Data about app and page elements
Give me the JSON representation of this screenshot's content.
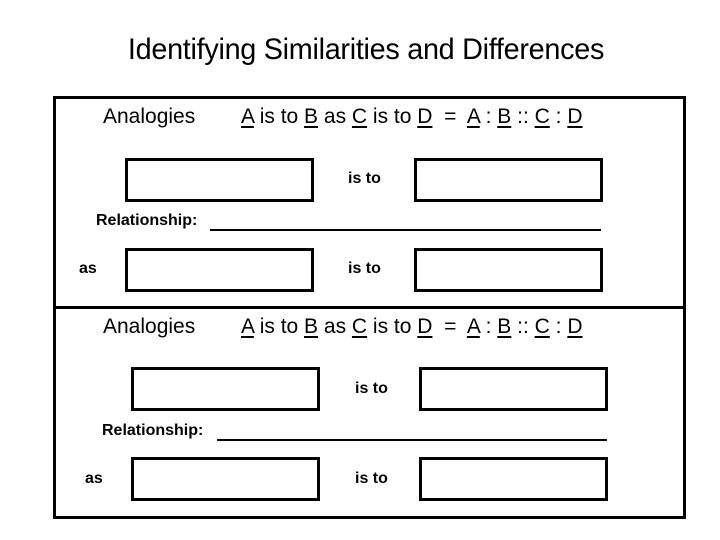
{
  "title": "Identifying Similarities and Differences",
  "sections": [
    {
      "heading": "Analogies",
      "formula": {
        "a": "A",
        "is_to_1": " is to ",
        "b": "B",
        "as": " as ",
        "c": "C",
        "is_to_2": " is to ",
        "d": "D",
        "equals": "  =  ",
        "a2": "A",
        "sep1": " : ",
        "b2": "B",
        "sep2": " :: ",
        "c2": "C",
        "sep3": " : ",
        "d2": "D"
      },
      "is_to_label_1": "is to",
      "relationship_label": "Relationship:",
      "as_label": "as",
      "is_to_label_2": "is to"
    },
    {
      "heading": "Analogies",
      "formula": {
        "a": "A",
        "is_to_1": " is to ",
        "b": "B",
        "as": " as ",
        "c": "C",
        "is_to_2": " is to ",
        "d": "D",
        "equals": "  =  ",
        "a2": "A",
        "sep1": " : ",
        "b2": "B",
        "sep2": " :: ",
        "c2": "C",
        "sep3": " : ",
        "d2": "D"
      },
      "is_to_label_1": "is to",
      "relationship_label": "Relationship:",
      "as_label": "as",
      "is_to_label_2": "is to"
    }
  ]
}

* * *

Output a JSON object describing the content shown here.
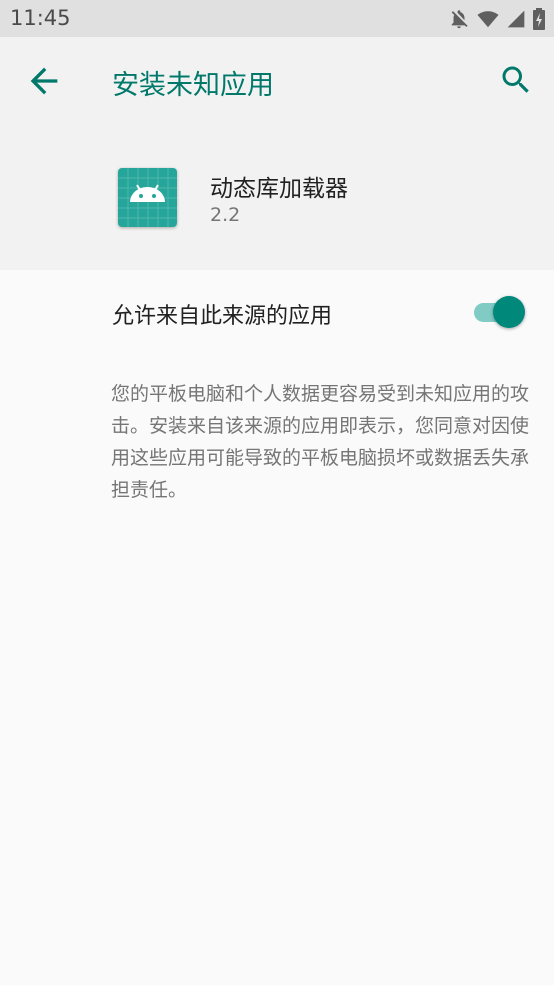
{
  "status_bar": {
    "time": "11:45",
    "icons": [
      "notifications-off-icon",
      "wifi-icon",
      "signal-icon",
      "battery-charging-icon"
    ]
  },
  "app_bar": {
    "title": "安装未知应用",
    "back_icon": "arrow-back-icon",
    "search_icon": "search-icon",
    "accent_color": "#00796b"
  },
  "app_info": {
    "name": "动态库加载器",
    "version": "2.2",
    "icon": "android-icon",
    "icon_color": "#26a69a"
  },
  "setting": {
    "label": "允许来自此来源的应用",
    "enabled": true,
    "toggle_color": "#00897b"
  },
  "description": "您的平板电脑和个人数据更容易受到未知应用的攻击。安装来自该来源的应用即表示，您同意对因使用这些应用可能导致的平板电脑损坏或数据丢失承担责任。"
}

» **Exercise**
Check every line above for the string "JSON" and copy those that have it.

» **Output of the exercise**
Give me the JSON representation of this screenshot's content.
Output a JSON object describing the content shown here.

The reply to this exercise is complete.